**Goal of the exercise**
The answer should be one number: how many lines in the records below contain the word "Eliminar".

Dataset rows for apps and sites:
+===+

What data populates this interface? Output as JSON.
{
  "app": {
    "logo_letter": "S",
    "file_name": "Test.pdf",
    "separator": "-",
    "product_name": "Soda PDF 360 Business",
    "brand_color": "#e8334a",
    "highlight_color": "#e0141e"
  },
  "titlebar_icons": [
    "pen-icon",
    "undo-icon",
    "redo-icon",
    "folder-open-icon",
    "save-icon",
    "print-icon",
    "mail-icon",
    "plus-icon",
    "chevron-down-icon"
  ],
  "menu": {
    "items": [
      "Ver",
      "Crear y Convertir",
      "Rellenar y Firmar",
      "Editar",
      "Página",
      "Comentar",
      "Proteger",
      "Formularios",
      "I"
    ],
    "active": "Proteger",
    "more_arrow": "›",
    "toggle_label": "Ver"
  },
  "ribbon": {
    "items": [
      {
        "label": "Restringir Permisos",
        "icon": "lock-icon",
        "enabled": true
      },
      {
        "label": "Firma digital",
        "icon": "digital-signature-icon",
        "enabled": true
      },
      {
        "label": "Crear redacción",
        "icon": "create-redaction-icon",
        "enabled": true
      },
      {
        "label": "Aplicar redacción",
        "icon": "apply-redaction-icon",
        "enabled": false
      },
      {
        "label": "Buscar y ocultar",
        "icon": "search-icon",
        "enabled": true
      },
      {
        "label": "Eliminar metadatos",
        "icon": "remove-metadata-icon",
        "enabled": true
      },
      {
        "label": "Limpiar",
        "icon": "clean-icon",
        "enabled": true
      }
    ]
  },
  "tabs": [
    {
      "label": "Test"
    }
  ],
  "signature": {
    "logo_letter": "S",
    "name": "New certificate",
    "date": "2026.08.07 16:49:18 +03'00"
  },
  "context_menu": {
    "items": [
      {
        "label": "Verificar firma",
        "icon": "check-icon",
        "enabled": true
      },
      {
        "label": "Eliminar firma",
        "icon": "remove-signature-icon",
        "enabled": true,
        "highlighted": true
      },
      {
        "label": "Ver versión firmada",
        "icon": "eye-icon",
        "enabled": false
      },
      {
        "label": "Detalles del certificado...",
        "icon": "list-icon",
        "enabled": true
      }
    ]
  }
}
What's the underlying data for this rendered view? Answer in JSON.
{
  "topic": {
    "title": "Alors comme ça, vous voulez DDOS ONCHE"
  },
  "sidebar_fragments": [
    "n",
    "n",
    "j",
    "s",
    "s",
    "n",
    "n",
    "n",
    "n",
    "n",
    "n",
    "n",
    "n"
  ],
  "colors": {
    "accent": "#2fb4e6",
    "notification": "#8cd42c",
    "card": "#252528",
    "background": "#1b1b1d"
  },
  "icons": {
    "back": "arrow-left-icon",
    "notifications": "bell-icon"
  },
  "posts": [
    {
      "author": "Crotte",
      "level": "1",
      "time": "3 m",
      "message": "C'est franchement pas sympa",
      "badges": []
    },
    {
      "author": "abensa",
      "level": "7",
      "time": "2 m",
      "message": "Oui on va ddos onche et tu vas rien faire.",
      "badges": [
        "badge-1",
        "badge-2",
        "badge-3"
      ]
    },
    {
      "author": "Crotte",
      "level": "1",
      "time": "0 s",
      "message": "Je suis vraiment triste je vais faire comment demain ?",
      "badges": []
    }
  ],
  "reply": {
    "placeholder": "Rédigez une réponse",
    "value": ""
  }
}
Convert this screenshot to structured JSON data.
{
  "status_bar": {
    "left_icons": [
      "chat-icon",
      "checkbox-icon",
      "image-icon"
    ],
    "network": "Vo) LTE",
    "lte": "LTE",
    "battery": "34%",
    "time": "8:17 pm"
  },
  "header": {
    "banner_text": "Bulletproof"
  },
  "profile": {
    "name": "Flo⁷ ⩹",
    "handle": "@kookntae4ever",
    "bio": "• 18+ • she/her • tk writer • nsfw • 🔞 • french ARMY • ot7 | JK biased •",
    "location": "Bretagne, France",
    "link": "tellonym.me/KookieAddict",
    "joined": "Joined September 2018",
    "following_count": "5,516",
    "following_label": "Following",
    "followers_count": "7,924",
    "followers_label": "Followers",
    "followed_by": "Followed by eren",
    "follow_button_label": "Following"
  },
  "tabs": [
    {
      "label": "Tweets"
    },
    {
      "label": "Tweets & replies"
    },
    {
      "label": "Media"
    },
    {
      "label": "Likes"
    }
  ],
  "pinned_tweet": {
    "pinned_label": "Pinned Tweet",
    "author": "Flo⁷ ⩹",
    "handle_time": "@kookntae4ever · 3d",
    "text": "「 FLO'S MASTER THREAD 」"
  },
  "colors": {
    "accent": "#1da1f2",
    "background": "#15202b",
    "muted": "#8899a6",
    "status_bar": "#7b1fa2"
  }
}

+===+

**Solution**
2